Previous studies have found that the use of antidepressant medications can also lead to heightened sensitivity to negative outcomes. This indicates that psychological interventions like cognitive distancing and pharmaceutical treatments such as antidepressants might share a common mechanism.
While the new study provides important insights into the effects of cognitive distancing on decision-making, the research has a few limitations to consider. Dercon highlighted three significant caveats. Firstly, the participants recruited for the study represented the general population, encompassing a variety of psychiatric symptoms. Therefore, the conclusions drawn from this research might not directly extend to clinical populations that specifically receive psychological interventions.
Secondly, “this is an acute intervention (and a subtle one at that) – it cannot be seen as analogous to the effects of long-term psychological therapy.” Lastly, the researchers were unable to assess how effectively individuals were applying cognitive distancing during the study. Consequently, substantial variations likely existed among participants within the group practicing cognitive distancing.
These limitations underscore the need for further research to unravel the interactions between cognitive interventions, psychological processes, and mental health outcomes, Dercon explained: “Do psychological interventions such as distancing modulate learning processes similarly in those with high levels of (e.g., depression) symptoms? Do changes in learning processes mediate the positive effects of psychotherapeutic techniques such as distancing longitudinally?
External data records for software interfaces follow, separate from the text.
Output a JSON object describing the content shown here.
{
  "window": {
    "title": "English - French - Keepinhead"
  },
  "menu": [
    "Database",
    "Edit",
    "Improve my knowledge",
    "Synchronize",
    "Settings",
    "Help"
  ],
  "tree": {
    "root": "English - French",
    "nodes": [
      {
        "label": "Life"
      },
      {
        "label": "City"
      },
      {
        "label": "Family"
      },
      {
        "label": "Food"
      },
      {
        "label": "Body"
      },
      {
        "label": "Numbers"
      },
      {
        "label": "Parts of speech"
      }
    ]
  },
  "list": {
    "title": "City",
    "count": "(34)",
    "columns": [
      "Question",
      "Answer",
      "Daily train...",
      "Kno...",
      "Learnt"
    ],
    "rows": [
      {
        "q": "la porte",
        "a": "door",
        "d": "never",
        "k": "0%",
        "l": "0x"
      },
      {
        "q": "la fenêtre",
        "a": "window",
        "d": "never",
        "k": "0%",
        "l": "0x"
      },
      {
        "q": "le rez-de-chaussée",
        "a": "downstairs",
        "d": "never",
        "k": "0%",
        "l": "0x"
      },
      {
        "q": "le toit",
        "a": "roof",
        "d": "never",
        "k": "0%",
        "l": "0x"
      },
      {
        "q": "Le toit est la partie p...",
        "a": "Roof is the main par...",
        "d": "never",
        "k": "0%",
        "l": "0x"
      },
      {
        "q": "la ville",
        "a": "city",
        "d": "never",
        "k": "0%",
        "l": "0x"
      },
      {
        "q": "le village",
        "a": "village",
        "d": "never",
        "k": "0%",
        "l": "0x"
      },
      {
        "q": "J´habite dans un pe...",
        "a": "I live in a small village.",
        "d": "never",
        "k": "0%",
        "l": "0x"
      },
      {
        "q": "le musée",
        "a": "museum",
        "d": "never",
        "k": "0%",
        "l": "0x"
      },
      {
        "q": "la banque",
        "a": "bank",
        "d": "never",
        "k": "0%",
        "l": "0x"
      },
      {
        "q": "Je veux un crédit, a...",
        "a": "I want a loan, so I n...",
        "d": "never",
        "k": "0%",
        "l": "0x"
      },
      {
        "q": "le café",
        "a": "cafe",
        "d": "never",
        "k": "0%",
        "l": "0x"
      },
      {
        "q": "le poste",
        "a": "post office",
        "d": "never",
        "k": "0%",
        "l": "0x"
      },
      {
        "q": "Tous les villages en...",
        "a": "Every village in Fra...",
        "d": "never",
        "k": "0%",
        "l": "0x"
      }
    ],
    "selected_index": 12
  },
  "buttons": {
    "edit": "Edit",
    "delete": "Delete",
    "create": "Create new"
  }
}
What factors predict how well an individual can engage with and benefit from psychotherapeutic techniques such as distancing, and psychological therapies more broadly?”
The study, “A core component of psychological therapy causes adaptive changes in computational learning mechanisms“, was authored by Quentin Dercon, Sara Z. Mehrhof, Timothy R. Sandhu, Caitlin Hitchcock, Rebecca P. Lawson, Diego A. Pizzagalli, Tim Dalgleish, and Camilla L. Nord.